Employers: Now’s the time for safety training!
Why should you provide training for your employees?
Training is an important component to any safety program. A proper training program allows your employees to work safely knowing the risks and hazards that are present at the jobsite and how they should deal with them. In addition, regular employee training makes financial sense too. Fewer workplace accidents decreases lost time, and reduces workers compensation claims, not to mention a decrease in your chances of getting fined by OSHA for unsafe work practices.
OSHA requires that all construction and general industry employees be trained to do their jobs in a competent and safe manner. According to OSHA’s Safety and Health Regulations for Construction, “The employer shall instruct each employee in the recognition and avoidance of unsafe conditions and the regulations applicable to his work environment to control or eliminate any hazards or other exposure to illness or injury.” In other words: employers are responsible for training employees in safe work practices that are applicable to their workplace.
The most obvious reason for providing training for your employees is simply to keep them safe. By training your employees, you increase the chances that they’ll return home to their families unharmed at the end of each workday. Employees will know that you care about their well-being and in turn, you’ll see an increase in worker productivity.
What kind of training should you provide?

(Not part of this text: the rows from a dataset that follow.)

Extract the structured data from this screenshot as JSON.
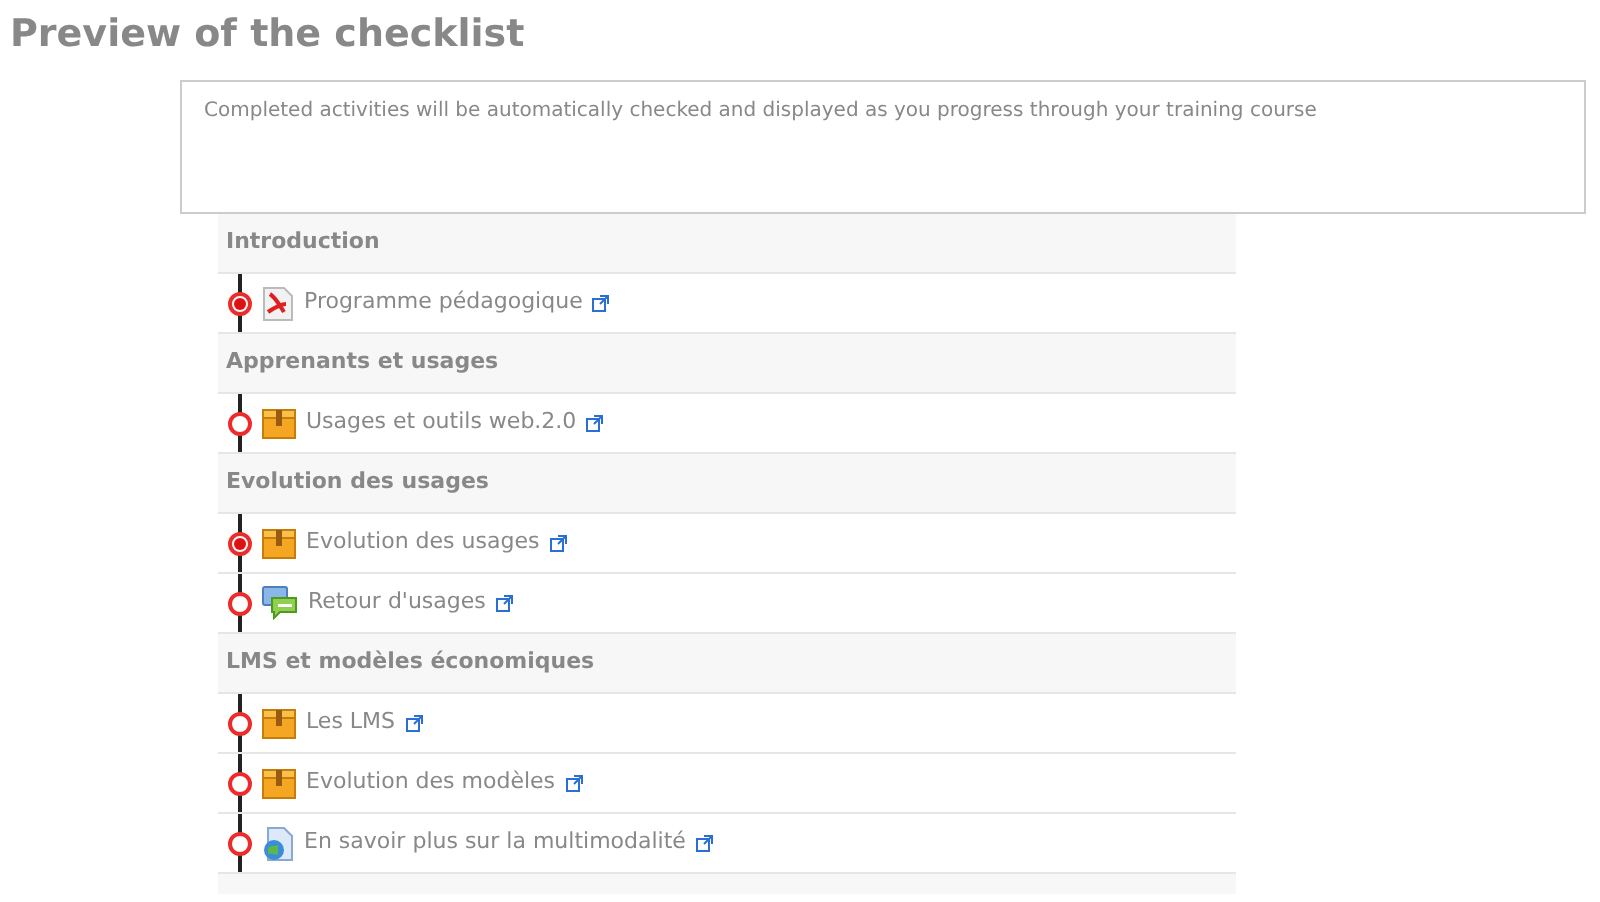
{
  "title": "Preview of the checklist",
  "notice": "Completed activities will be automatically checked and displayed as you progress through your training course",
  "sections": [
    {
      "name": "Introduction",
      "items": [
        {
          "label": "Programme pédagogique",
          "kind": "pdf",
          "completed": true
        }
      ]
    },
    {
      "name": "Apprenants et usages",
      "items": [
        {
          "label": "Usages et outils web.2.0",
          "kind": "package",
          "completed": false
        }
      ]
    },
    {
      "name": "Evolution des usages",
      "items": [
        {
          "label": "Evolution des usages",
          "kind": "package",
          "completed": true
        },
        {
          "label": "Retour d'usages",
          "kind": "forum",
          "completed": false
        }
      ]
    },
    {
      "name": "LMS et modèles économiques",
      "items": [
        {
          "label": "Les LMS",
          "kind": "package",
          "completed": false
        },
        {
          "label": "Evolution des modèles",
          "kind": "package",
          "completed": false
        },
        {
          "label": "En savoir plus sur la multimodalité",
          "kind": "page",
          "completed": false
        }
      ]
    }
  ]
}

There are a number of different kinds of trainings out there that might be applicable to your workplace. The first thing you’ll need to do is determine what hazards your employees deal with on any given day. The processes that they go through and equipment or materials they use on a regular basis will drive the training program you implement. You may also want to talk with your employees and find out the areas they think training would be beneficial to them.
The idea is to provide your employees with safe practices that apply specifically to what they do. Here is a list of common training topics that you may want to incorporate into your safety training program. A number of these topics appeared on OSHA’s Top Ten list of Most Frequently Cited Standards for 2008.
- Hazard Communication
- Confined Space
- Control of Hazardous Energy (lockout/tagout)
- Fall Protection
- Personal Protective Equipment (PPE)
- Respiratory Protection
- Operation of Machinery and/or Equipment
- OSHA 10 or 30 hour Construction Trainings
Why is now a good time to train your employees?
The winter months are considered “down time” for many construction companies and other related industries. This provides an excellent opportunity to gain your employees undivided attention. The holidays are over and the busy spring and summer seasons are just around the corner. The New Year is also a great time to impress upon your employees your resolution to promote a culture of safety in the workplace. Let them know that you take their safety seriously and plan to commit to it throughout the entire year, beginning now with proper training.
Why is the economy a poor excuse to skimp on training?
“I’m sorry that your husband is out of commission for months, Mrs. Smith, but I couldn’t afford to properly train him on how to use that forklift.” Would you want to have that conversation? Unfortunately, that is the attitude that many employers take when it comes to safety. The economy is bad right now, true. However it’s still not a good excuse. The OSHA fines, the injuries (maybe fatalities), the downtime, the workers’ comp costs, the increased insurance premiums, the stain on your good reputation, and loss of employee morale and productivity are not worth the risk of saving some money right now. An ignorant employee is a dangerous employee. You can’t afford ignorance in your workplace. A safety training program will pay off in more ways than you can imagine. Skimping is just not worth the risk.